    2. Anemone – As beautiful and relaxing as this flower could be for the mood of one’s garden, your pets could end up dying due to internal bleeding after inhaling the pollens. In most cases, pets have been found to experience shock and convulsions.
    3. Daffodils – As relaxing as the yellow and white color of this flower could be, your household pets could end up experiencing severe diarrhea and vomiting. In most cases, a number of pets have been found to die due to severe dehydration.

Many garden plants and flowers that look very pleasing can be very lethal for your pets. Make sure to acquire a complete list of poisonous plants from your trusted veterinarian or horticulturist. For instance, lavender is not on the list so it is safe to have this beauty in your garden.

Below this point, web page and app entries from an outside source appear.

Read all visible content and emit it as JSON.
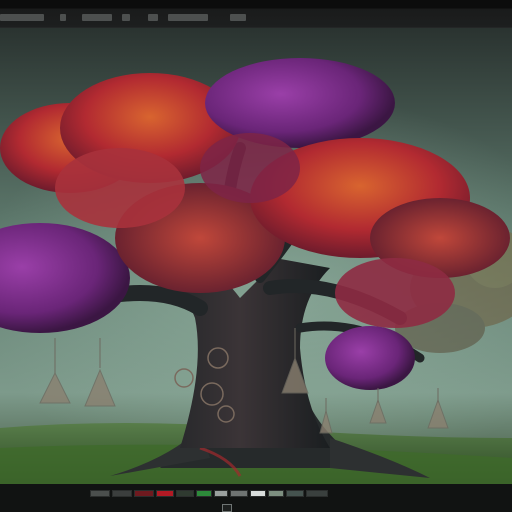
{
  "window": {
    "top_toolbar_items": 7,
    "palette_swatches": [
      {
        "name": "dark-gray",
        "color": "#4b4f4d"
      },
      {
        "name": "charcoal",
        "color": "#3b3e3d"
      },
      {
        "name": "dim-red",
        "color": "#6e1a1f"
      },
      {
        "name": "red",
        "color": "#b11a24"
      },
      {
        "name": "dark-olive",
        "color": "#2f3a30"
      },
      {
        "name": "green",
        "color": "#2d8a3a"
      },
      {
        "name": "light-gray",
        "color": "#9aa09e"
      },
      {
        "name": "gray",
        "color": "#6f7472"
      },
      {
        "name": "white",
        "color": "#d9dedc"
      },
      {
        "name": "sage",
        "color": "#7d8f80"
      },
      {
        "name": "teal-gray",
        "color": "#45534f"
      },
      {
        "name": "slate",
        "color": "#3a403e"
      }
    ]
  },
  "artwork": {
    "subject": "tree",
    "canopy_colors": [
      "#7a2f8e",
      "#b3272f",
      "#d3562a",
      "#5e2268"
    ],
    "sky_color": "#6f8a7c",
    "ground_color": "#3f6a2b"
  }
}
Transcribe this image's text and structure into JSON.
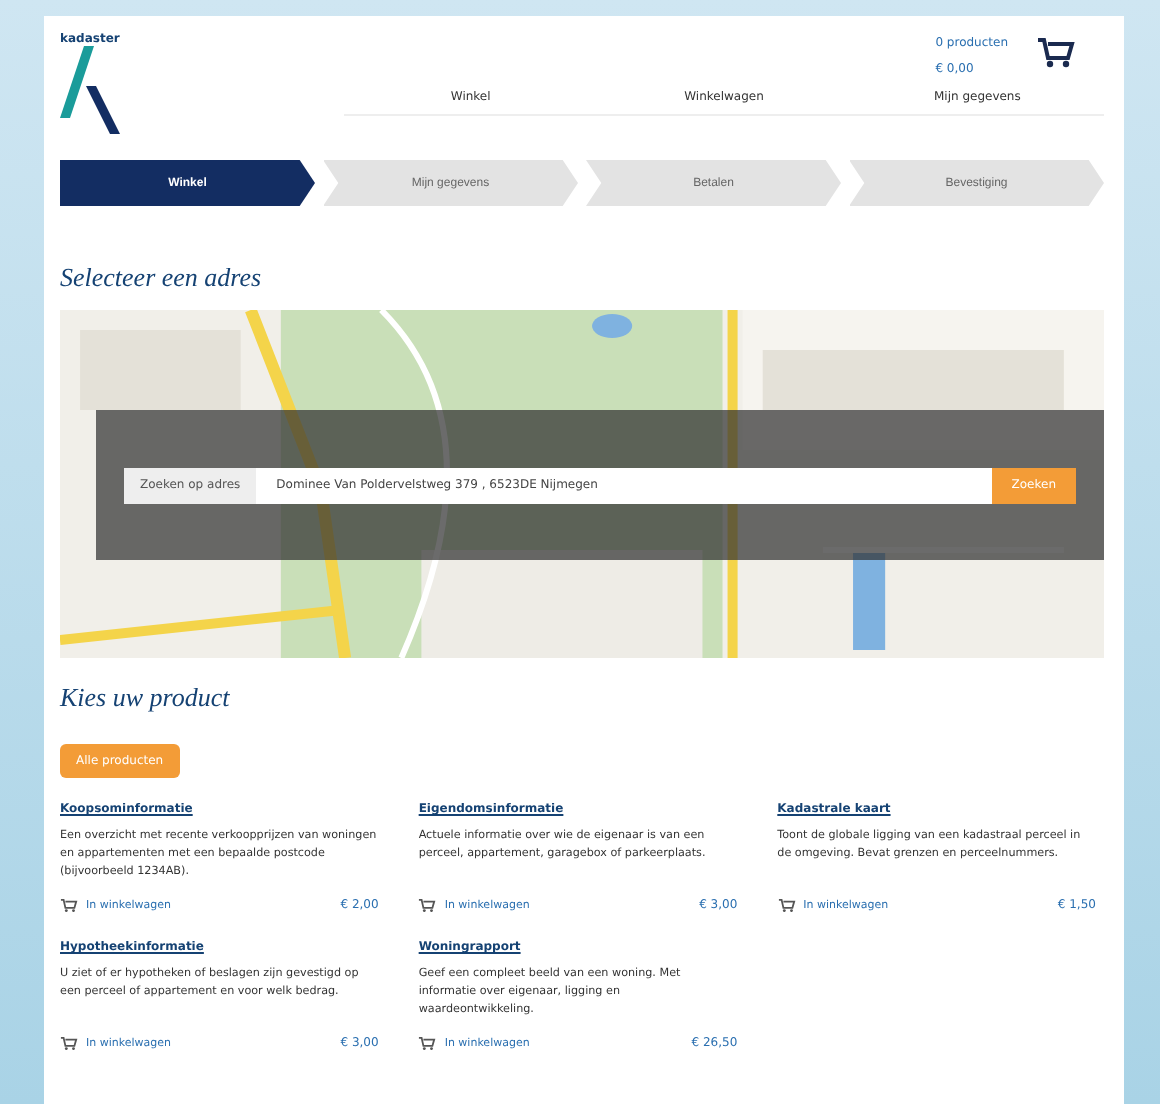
{
  "header": {
    "logo": "kadaster",
    "cart_count": "0 producten",
    "cart_total": "€ 0,00",
    "nav": [
      {
        "label": "Winkel"
      },
      {
        "label": "Winkelwagen"
      },
      {
        "label": "Mijn gegevens"
      }
    ]
  },
  "steps": [
    {
      "label": "Winkel",
      "selected": true
    },
    {
      "label": "Mijn gegevens",
      "selected": false
    },
    {
      "label": "Betalen",
      "selected": false
    },
    {
      "label": "Bevestiging",
      "selected": false
    }
  ],
  "address": {
    "heading": "Selecteer een adres",
    "search_label": "Zoeken op adres",
    "search_value": "Dominee Van Poldervelstweg 379 , 6523DE Nijmegen",
    "search_button": "Zoeken"
  },
  "products": {
    "heading": "Kies uw product",
    "all_button": "Alle producten",
    "items": [
      {
        "title": "Koopsominformatie",
        "description": "Een overzicht met recente verkoopprijzen van woningen en appartementen met een bepaalde postcode (bijvoorbeeld 1234AB).",
        "link": "In winkelwagen",
        "price": "€ 2,00"
      },
      {
        "title": "Eigendomsinformatie",
        "description": "Actuele informatie over wie de eigenaar is van een perceel, appartement, garagebox of parkeerplaats.",
        "link": "In winkelwagen",
        "price": "€ 3,00"
      },
      {
        "title": "Kadastrale kaart",
        "description": "Toont de globale ligging van een kadastraal perceel in de omgeving. Bevat grenzen en perceelnummers.",
        "link": "In winkelwagen",
        "price": "€ 1,50"
      },
      {
        "title": "Hypotheekinformatie",
        "description": "U ziet of er hypotheken of beslagen zijn gevestigd op een perceel of appartement en voor welk bedrag.",
        "link": "In winkelwagen",
        "price": "€ 3,00"
      },
      {
        "title": "Woningrapport",
        "description": "Geef een compleet beeld van een woning. Met informatie over eigenaar, ligging en waardeontwikkeling.",
        "link": "In winkelwagen",
        "price": "€ 26,50"
      }
    ]
  }
}
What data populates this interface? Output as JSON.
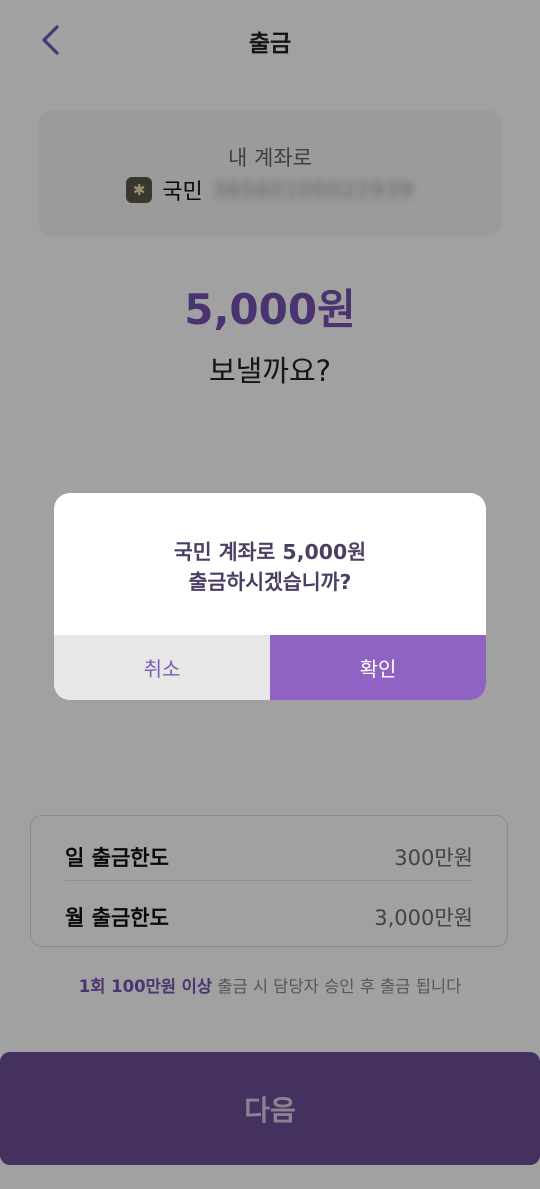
{
  "header": {
    "title": "출금"
  },
  "account": {
    "label": "내 계좌로",
    "bank_name": "국민",
    "account_number": "36560100022939"
  },
  "transfer": {
    "amount": "5,000원",
    "question": "보낼까요?"
  },
  "limits": [
    {
      "label": "일 출금한도",
      "value": "300만원"
    },
    {
      "label": "월 출금한도",
      "value": "3,000만원"
    }
  ],
  "notice": {
    "highlight": "1회 100만원 이상",
    "text": " 출금 시 담당자 승인 후 출금 됩니다"
  },
  "next_button": {
    "label": "다음"
  },
  "dialog": {
    "line1": "국민 계좌로 5,000원",
    "line2": "출금하시겠습니까?",
    "cancel_label": "취소",
    "confirm_label": "확인"
  },
  "colors": {
    "accent": "#7652b0",
    "dialog_confirm": "#8f62c3",
    "next_button": "#6d4e99"
  },
  "icons": {
    "back": "chevron-left-icon",
    "bank": "kb-bank-logo-icon"
  }
}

  1. Nutrients – While walking along your yard for a routine check, you notice a wilting plant beside a towering tree. Something must be wrong. You check for pests - there are none. You check for grass – the surrounding soil of the plant is clear of weeds. You are wise to suspect that the tree beside the small plant is the culprit. The tree has the advantage of having widespread branches and deep roots tapping all essential nutrients from the sun and from water.  The simple solution is to give enough distance between your garden plants and trees. The arrangement of plants and flowers should also be carefully distributed - unless you are using garden pots.

Most well-trained and well-fed pets will not bother to dig, chew, and mess with your garden. Providing a safe distance among your plants and trees will promote their growth and health. With enough patience, research, and a few experiments, achieving harmony among your pets, plants and trees will be easier than you thought.

About Jimstrees:

Jim’s Trees:  is a successful franchise born out of the expertise of our arborists who use their skill and knowledge to deliver customized tree pruning, stump grinding, tree removal, mulching and other tree care solutions through franchisees across Australia, New Zealand, the UK and Canada.